Girls’ schools topped the Ham&High league table this year, with selective Henrietta Barnett School in Hampstead Garden Suburb reporting that more than 94 per cent of girls had achieved A*s or As in their GCSEs.
Independent South Hampstead High School in Hampstead was not far behind, with 92pc of girls achieving the highest grades.
Henrietta Barnett headteacher Del Cooke said: “They worked extremely hard and were rewarded for their efforts.”
Once again, the top half of the league table was dominated by independent schools, with the notable exception of King Soloman Academy in Marylebone, which saw 93pc of pupils achieve five A* to C grades.
The majority of schools reported similar results to last year, in a stable year for GCSE results.
The lack of volatility may be due to the fact that there were no drastic GCSE exam reforms this year.
But some schools did report significant jumps since last year’s results.
Among those which increased its percentage rate of top GCSE grades was all-girls Parliament Hill School near Parliament Hill Fields.
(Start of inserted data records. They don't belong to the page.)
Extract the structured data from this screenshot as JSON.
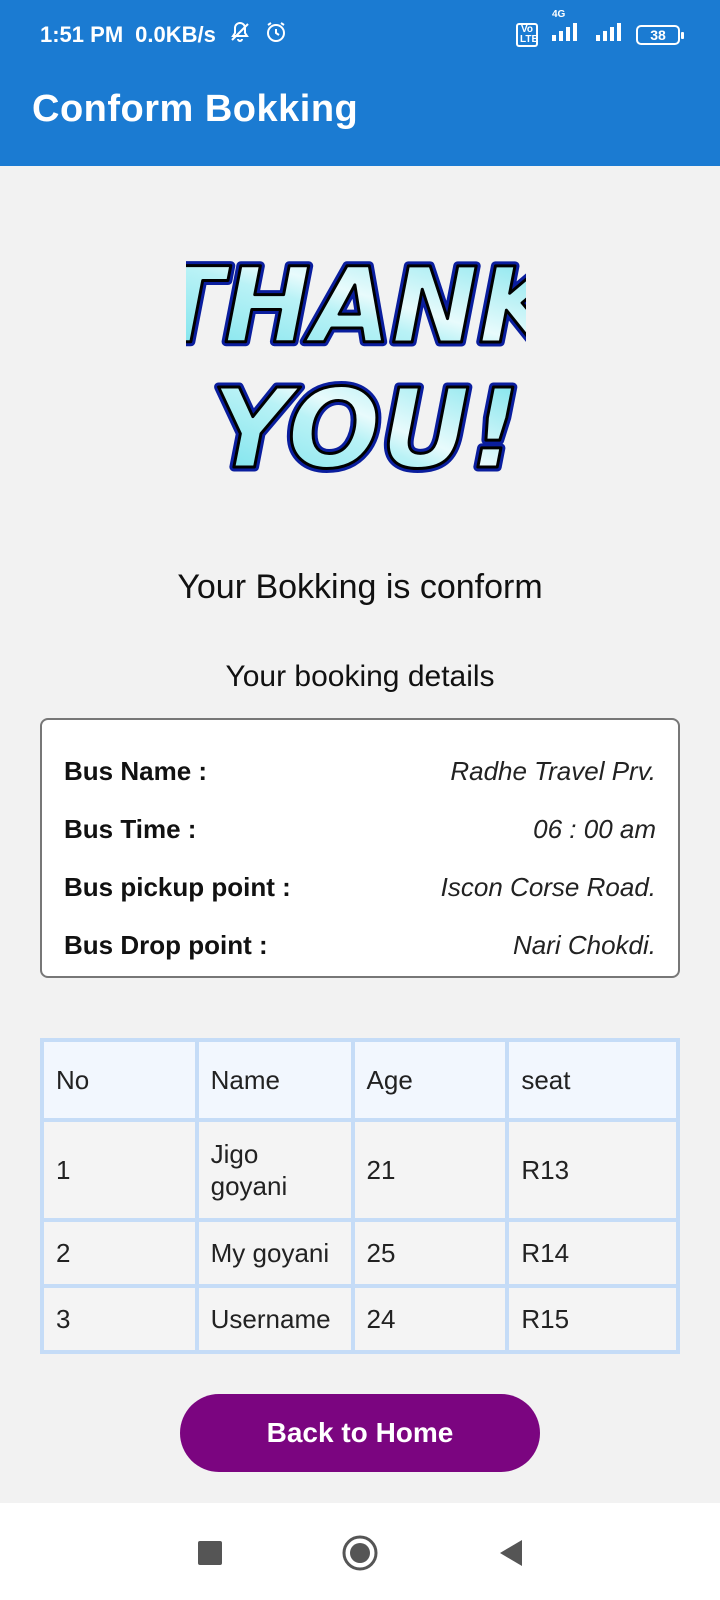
{
  "status_bar": {
    "time": "1:51 PM",
    "net_speed": "0.0KB/s",
    "network_label": "4G",
    "volte_label": "Vo LTE",
    "battery": "38",
    "icons": [
      "mute-icon",
      "alarm-icon",
      "volte-icon",
      "signal-icon",
      "signal-icon",
      "battery-icon"
    ]
  },
  "app_bar": {
    "title": "Conform Bokking",
    "color": "#1b7bd2"
  },
  "thank_you_image": {
    "line1": "THANK",
    "line2": "YOU!"
  },
  "confirmation": {
    "heading": "Your Bokking is conform",
    "subheading": "Your booking details"
  },
  "details": [
    {
      "label": "Bus Name :",
      "value": "Radhe Travel Prv."
    },
    {
      "label": "Bus Time :",
      "value": "06 : 00 am"
    },
    {
      "label": "Bus pickup point :",
      "value": "Iscon Corse Road."
    },
    {
      "label": "Bus Drop point :",
      "value": "Nari Chokdi."
    }
  ],
  "passengers": {
    "columns": [
      "No",
      "Name",
      "Age",
      "seat"
    ],
    "rows": [
      [
        "1",
        "Jigo goyani",
        "21",
        "R13"
      ],
      [
        "2",
        "My goyani",
        "25",
        "R14"
      ],
      [
        "3",
        "Username",
        "24",
        "R15"
      ]
    ]
  },
  "back_button": {
    "label": "Back to Home",
    "color": "#7b0580"
  },
  "nav_bar": {
    "icons": [
      "recents-square-icon",
      "home-circle-icon",
      "back-triangle-icon"
    ]
  }
}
It bucked the national decline in A* and A grades, with 35pc of pupils achieving the highest marks, compared with 30pc last year.
Headteacher Sue Higgins said: “We are delighted with some of our best ever exam results and for this group of students.
“They have made exceptional progress from their starting points with over one third of this cohort achieving five or more A* and A grades. “This reflects the powerful ingredients of great teaching and hard work on the part of staff and students, and great ambition and commitment on the part of our young women.”